Bea is the practical member of the couple, but deeply devoted to keeping Peter happy and sober. When he gets recruited by USIC, a multinational corporation, to go to a planet light years away and serve as Chaplain to its indigenous creatures, Bea is not chosen to go with him. Quite soon, I figured out that they chose Peter because of his wide-eyed gullibility.

So he goes to the planet Oasis, pretty much goes native in short order, and feels more at home with the nonhuman Oasans than with the earthlings. The Book of Strange New Things is the Oasans' name for the Bible. 

Faber does an excellent job of creating Peter's character, his obsession with the Oasans and getting the gospel to them, and his obliviousness to other humans. Every other person on Oasis has something odd about them, some troubled past, but none are looking for religion.

By page 175, I could tell that something was very wrong on Oasis and settled in to the remaining 300 plus pages to find out what that something was. The trouble for me was that it turned out not to be a sci fi thriller/first contact story but rather Peter's true redemption story. 
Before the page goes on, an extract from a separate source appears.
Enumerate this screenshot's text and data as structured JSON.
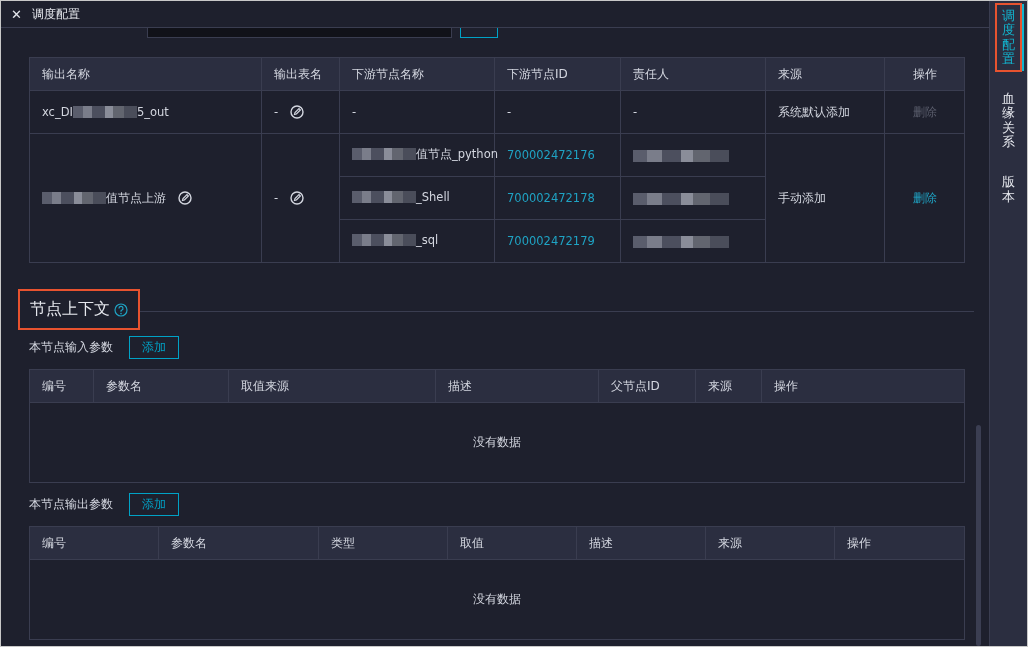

He is able to communicate with Bea by a sort of interplanetary text messaging device. Like many men who travel for work, my husband included, he is not good at long distance communication. Add to this his extreme self-absorption and marital discord develops.
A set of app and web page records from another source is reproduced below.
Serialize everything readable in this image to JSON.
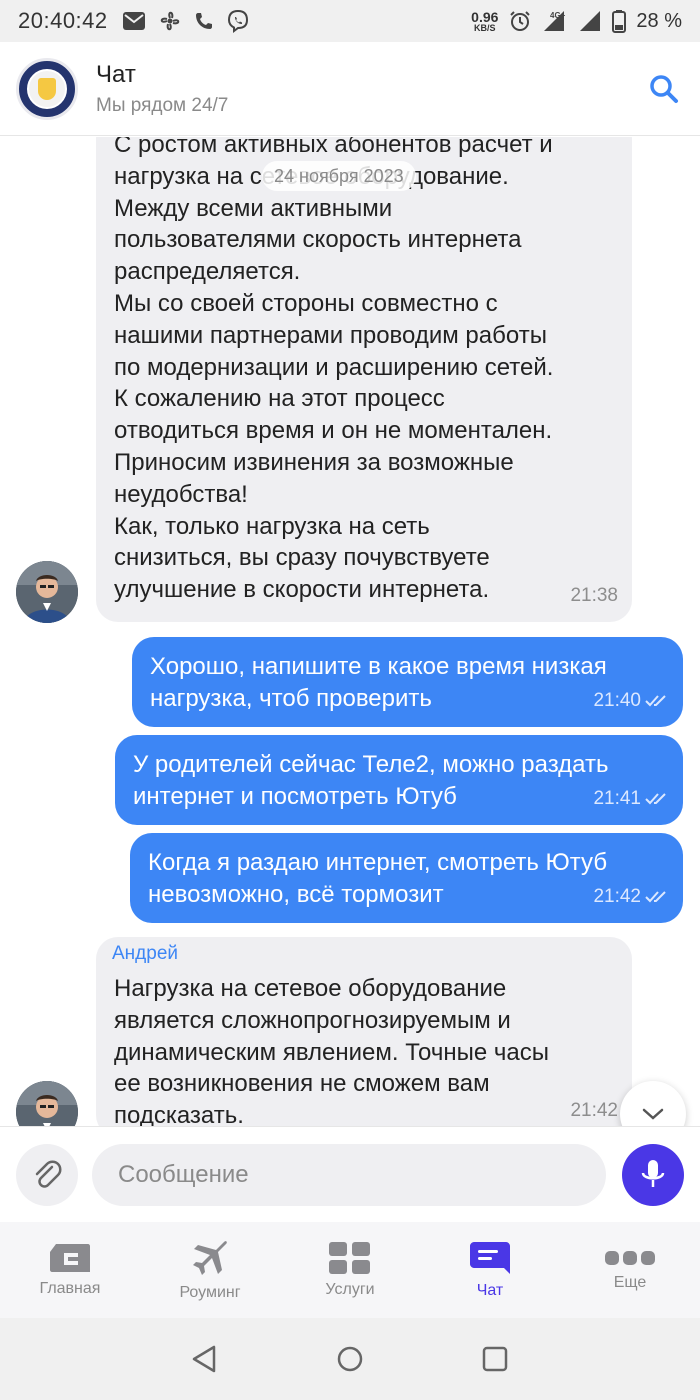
{
  "status_bar": {
    "time": "20:40:42",
    "speed_value": "0.96",
    "speed_unit": "KB/S",
    "network": "4G+",
    "battery": "28 %"
  },
  "header": {
    "title": "Чат",
    "subtitle": "Мы рядом 24/7"
  },
  "chat": {
    "date_chip": "24 ноября 2023",
    "messages": [
      {
        "direction": "incoming",
        "text": "С ростом активных абонентов расчет и\nнагрузка на сетевое оборудование.\nМежду всеми активными\nпользователями скорость интернета\nраспределяется.\nМы со своей стороны совместно с\nнашими партнерами проводим работы\nпо модернизации и расширению сетей.\nК сожалению на этот процесс\nотводиться время и он не моментален.\nПриносим извинения за возможные\nнеудобства!\nКак, только нагрузка на сеть\nснизиться, вы сразу почувствуете\nулучшение в скорости интернета.",
        "time": "21:38"
      },
      {
        "direction": "outgoing",
        "text": "Хорошо, напишите в какое время низкая\nнагрузка, чтоб проверить",
        "time": "21:40"
      },
      {
        "direction": "outgoing",
        "text": "У родителей сейчас Теле2, можно раздать\nинтернет и посмотреть Ютуб",
        "time": "21:41"
      },
      {
        "direction": "outgoing",
        "text": "Когда я раздаю интернет, смотреть Ютуб\nневозможно, всё тормозит",
        "time": "21:42"
      },
      {
        "direction": "incoming",
        "sender": "Андрей",
        "text": "Нагрузка на сетевое оборудование\nявляется сложнопрогнозируемым и\nдинамическим явлением. Точные часы\nее возникновения не сможем вам\nподсказать.",
        "time": "21:42"
      }
    ]
  },
  "composer": {
    "placeholder": "Сообщение"
  },
  "tabs": [
    {
      "label": "Главная",
      "icon": "home-card-icon",
      "active": false
    },
    {
      "label": "Роуминг",
      "icon": "airplane-icon",
      "active": false
    },
    {
      "label": "Услуги",
      "icon": "grid-icon",
      "active": false
    },
    {
      "label": "Чат",
      "icon": "chat-icon",
      "active": true
    },
    {
      "label": "Еще",
      "icon": "more-icon",
      "active": false
    }
  ],
  "colors": {
    "outgoing_bubble": "#3d86f5",
    "incoming_bubble": "#efeff2",
    "accent": "#4a37e6",
    "search_icon": "#3d86f5"
  }
}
Religion in science fiction or speculative fiction is somewhat rare and is sometimes done extremely well, as in Mary Doria Russel's The Sparrow. You would think it would be used more often. Michel Faber handles the religion aspect well, also the tension in Peter and Bea's marriage, and the beginnings on Earth of an apocalyptic stew of climate change, end of oil, and economic breakdown. He also creates a convincing scenario of USIC, obviously exploiting a new planet for scientific and commercial gain.

In the end though, the novel is just a story about a loser who finally grows up and begins to get a grip. The creepy menace on Oasis, the true reason for the native Oasans' desire for Christianity, and the fate of both planets all just peter out (no pun intended) and it is all about Peter, as it has been for almost 500 pages.


(The Book of Strange New Things is available in various formats for pre-order from Once Upon A Time Bookstore.)

Tuesday, October 07, 2014

ALL THE LIGHT WE CANNOT SEE






All The Light We Cannot See, Anthony Doerr, Scribner, 2014, 530 pp



I was a satisfied reader throughout this novel. Yet another World War II story set in yet another location, or actually several, but the main one being the walled French city of Saint-Malo. I did not know this city existed prior to reading the novel. It is a place that just begs to have novels set there.

The best war novels for me are the ones set away from the main battles that show the effects of war on various everyday people. Here we have a master of locks at the Natural Museum of History in Paris, his daughter Marie Laure who went blind at the age of six, a reclusive great-uncle who is skilled at radio operation, and the orphan Werner from a German mining town, also skilled with radios.

The novel tells the back stories of these characters, then the story of how their lives converge during the war, and finally a satisfying final section where we find what happened to Marie-Laure and Werner after the war. Did I mention there is a rare and priceless diamond whose mystery is the true engine powering the novel?

It is all put together with the most excellent literary but accessible sentences. Absolutely nothing to complain about and I truly don't understand how anyone could not love this novel, but of course some don't.


(All The Light We Cannot See is available in hardcover on the shelf at Once Upon A Time Bookstore and in ebook by order from Once Upon A Time Bookstore.)